“American? No, no you’re {insert identity statement here}.”

Everytime I hear that statement, I cringe. Our elders, who often emigrated from other countries, mean well. They are trying to preserve a culture important to them. They want to make sure that we know and celebrate the same traditions they do. They want to have something in common with us. All too often, though, they don’t realize that as Muslims growing up as a first generation in the United States, we have to manage multiple identities.

Identity. Sometimes we are born into it, other times we choose it. Most often, it is a complex mix of both (Tweet this). There are privileges that come with navigating multiple identities. We often end up learning things that afford us the skills that will get us further. However, most often, the most striking lesson is what it feels like to not belong completely to any one group.
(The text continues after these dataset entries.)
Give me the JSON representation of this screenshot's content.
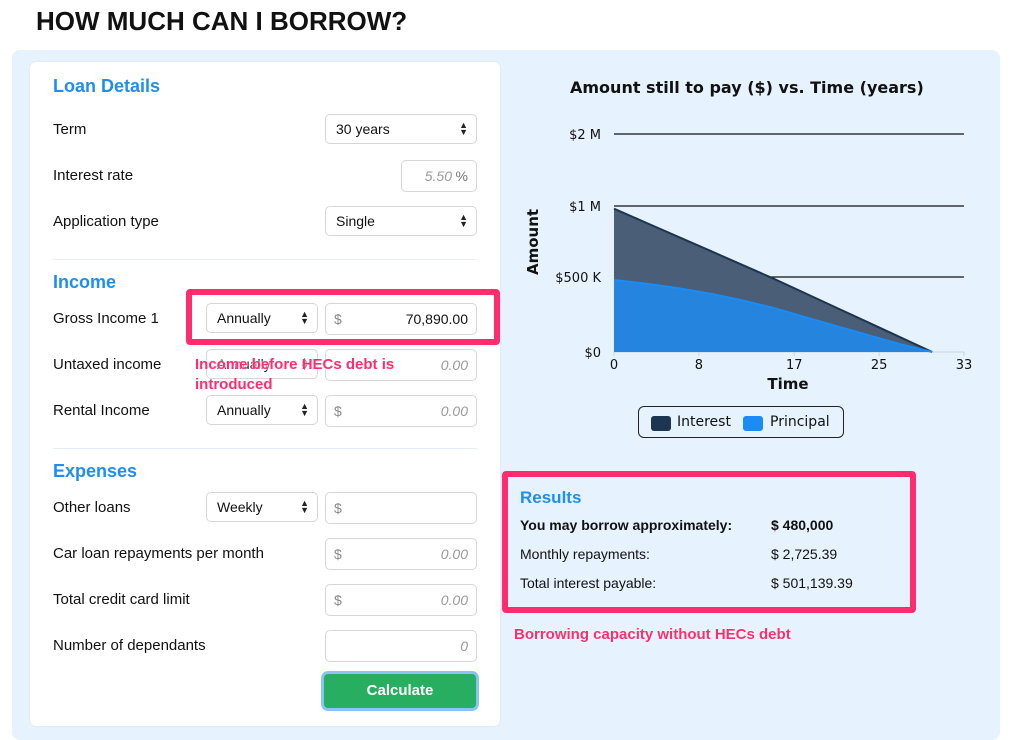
{
  "page": {
    "title": "HOW MUCH CAN I BORROW?"
  },
  "loan_details": {
    "title": "Loan Details",
    "term": {
      "label": "Term",
      "value": "30 years"
    },
    "interest_rate": {
      "label": "Interest rate",
      "placeholder": "5.50",
      "unit": "%"
    },
    "application_type": {
      "label": "Application type",
      "value": "Single"
    }
  },
  "income": {
    "title": "Income",
    "gross_income_1": {
      "label": "Gross Income 1",
      "frequency": "Annually",
      "currency": "$",
      "value": "70,890.00"
    },
    "untaxed_income": {
      "label": "Untaxed income",
      "frequency": "Annually",
      "placeholder": "0.00"
    },
    "rental_income": {
      "label": "Rental Income",
      "frequency": "Annually",
      "currency": "$",
      "placeholder": "0.00"
    }
  },
  "expenses": {
    "title": "Expenses",
    "other_loans": {
      "label": "Other loans",
      "frequency": "Weekly",
      "currency": "$",
      "value": ""
    },
    "car_loan": {
      "label": "Car loan repayments per month",
      "currency": "$",
      "placeholder": "0.00"
    },
    "credit_card": {
      "label": "Total credit card limit",
      "currency": "$",
      "placeholder": "0.00"
    },
    "dependants": {
      "label": "Number of dependants",
      "placeholder": "0"
    }
  },
  "calculate_label": "Calculate",
  "annotations": {
    "income_note_line1": "Income before HECs debt is",
    "income_note_line2": "introduced",
    "results_note": "Borrowing capacity without HECs debt",
    "highlight_color": "#ff2d6d"
  },
  "results": {
    "title": "Results",
    "borrow_label": "You may borrow approximately:",
    "borrow_value": "$ 480,000",
    "monthly_label": "Monthly repayments:",
    "monthly_value": "$ 2,725.39",
    "interest_label": "Total interest payable:",
    "interest_value": "$ 501,139.39"
  },
  "chart_data": {
    "type": "area",
    "title": "Amount still to pay ($) vs. Time (years)",
    "xlabel": "Time",
    "ylabel": "Amount",
    "xlim": [
      0,
      33
    ],
    "ylim": [
      0,
      2000000
    ],
    "x_ticks": [
      "0",
      "8",
      "17",
      "25",
      "33"
    ],
    "x_tick_values": [
      0,
      8,
      17,
      25,
      33
    ],
    "y_ticks": [
      "$0",
      "$500 K",
      "$1 M",
      "$2 M"
    ],
    "y_tick_values": [
      0,
      500000,
      1000000,
      2000000
    ],
    "grid": true,
    "legend_position": "bottom",
    "x": [
      0,
      3,
      6,
      9,
      12,
      15,
      18,
      21,
      24,
      27,
      30
    ],
    "series": [
      {
        "name": "Interest",
        "color": "#1c3550",
        "fill": "#4b5e78",
        "values": [
          981139,
          883025,
          784911,
          686797,
          588683,
          490570,
          392456,
          294342,
          196228,
          98114,
          0
        ]
      },
      {
        "name": "Principal",
        "color": "#1a8cf5",
        "fill": "#2584de",
        "values": [
          480000,
          456000,
          426000,
          390000,
          346000,
          294000,
          233000,
          172000,
          112000,
          52000,
          0
        ]
      }
    ]
  }
}
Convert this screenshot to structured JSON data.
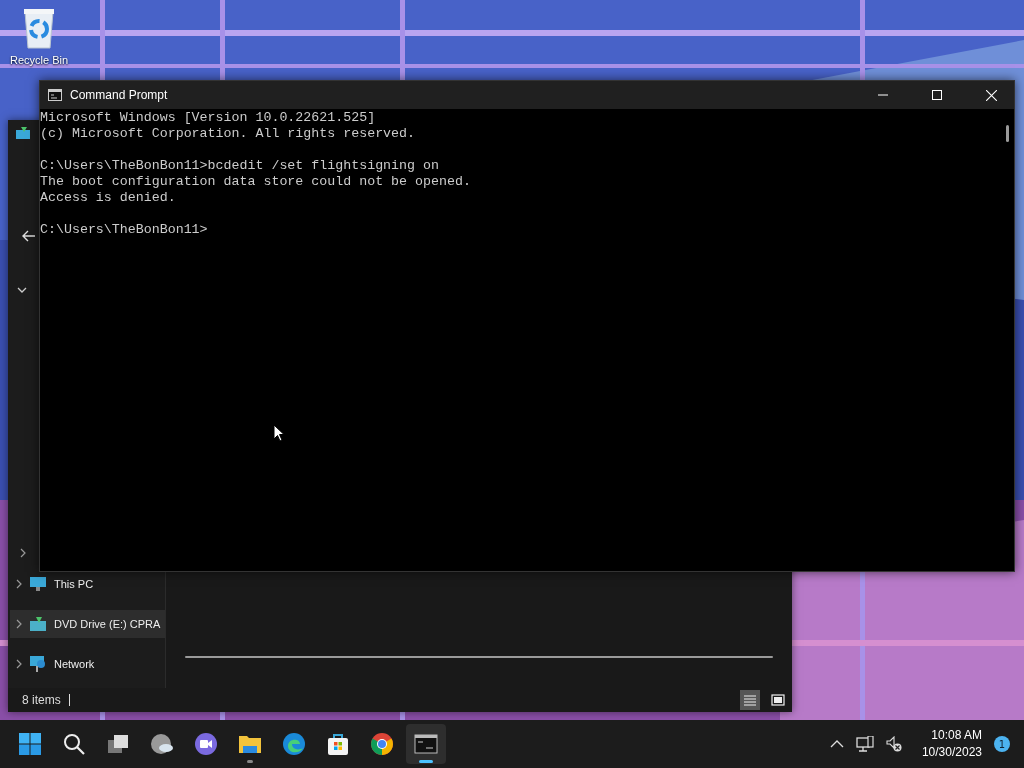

We now have a generation that has grown up purely in a post 9/11 society. One that has been rife with anti-Muslim sentiment. Youth are dealing with a lot. Sure, aunties and uncles will say, “What are you talking about? You have a nice house, you drive a car and you’re going to college to become {insert professional degree here}.” The reality is many societal factors, including racism, Islamophobia, and classism, all pile on top of the complexity of identity (Tweet this). Am I Pakistani? American? Muslim? Or all three? Add to that the fact that some would say that being Muslim and American is impossible. Youth may not only have to grapple with making sense of the pieces of their identity but also what those pieces mean in the context of the larger society.

The concept of double consciousness is appropriate here. Introduced by W.E.B. Du Bois, double consciousness is how a person views themselves through the eyes of others (1903/1994). In the case of American Muslim youth, growing up in a society that views Muslims as a threat, oppressed, and unwanted, means that we have to grapple with the way society views us and the way we know ourselves to truly be; for example, people keep saying I am a bad person because I’m Muslim and that makes me feel sad or angry but I know that I am a good person and my faith is important to me (Tweet this). Having to manage this requires a lot of energy; energy that could be used into growing into our best selves. In a way, we are merely surviving instead of thriving.

Within group identity imposition is also a cause of much angst. How many Muslim medical doctors do we know? Expectations of the identity we are expected to take can have a toll on us as we grapple with who we are expected to be and who we really want to be. How many of us have had non-Muslims express concern or surprise of our Muslim identity? How do we cope with that? We may be torn between the desire to fit in or be understood and the desire to be closer to our faith. Even worse, some of us may experience discrimination because we are Muslim. At that point, depending on the severity of the act, we may face a question of survival.

In addition to the energy used in maintaining multiple identities, awareness of our identities and what they mean can impact our mental health as well. We are often exposed to traumatic material and that can have an affect on us, particularly if it relates to a piece of our identity. In a study I conducted on vicarious trauma (the trauma we may experience after being vicariously exposed) in American Muslims, nearly 1 in 3 American Muslim respondents had disruptions to how safe they felt and how safe they felt their loved ones were (Ashraf, 2015). Their responses reflected existential questioning, a sense of hurt and of not belonging. Clearly, things are not easy because we are in a more economically developed country.

What all this may cause is confusion, anxiety, and even depression (Tweet this). The way we choose to deal with it is unique to each person. Some folks may deny certain parts of their identity. Others may do everything in their power to be all things all the time. Still others may just retreat into a shell. For those who do learn to manage these identities, there still remains the need for great energy to do so.

As we consider what we can do to help, the first and perhaps most powerful thing that can be done is honoring that this process exists and it’s not as simple as saying ‘you’re {this} or {that}.’ Not making youth feel as if they are unfounded in feeling and thinking the way they are. Having honest conversations about identity and not sugar coating our existence about having it easier in the United States. Becoming is a complicated process and one that truly never ends and looks different for every person. At any given moment, we may be a different {me}. All together, those make up who we are. It takes time for youth to figure this out. They need time, space, and love to become.


Ashraf, A. (2015). Vicarious trauma and American Muslims: A mixed methods study.

Du Bois, W. E. B. (1903/1994). The Souls of Black Folk. Avenel, NJ: Gramercy Books.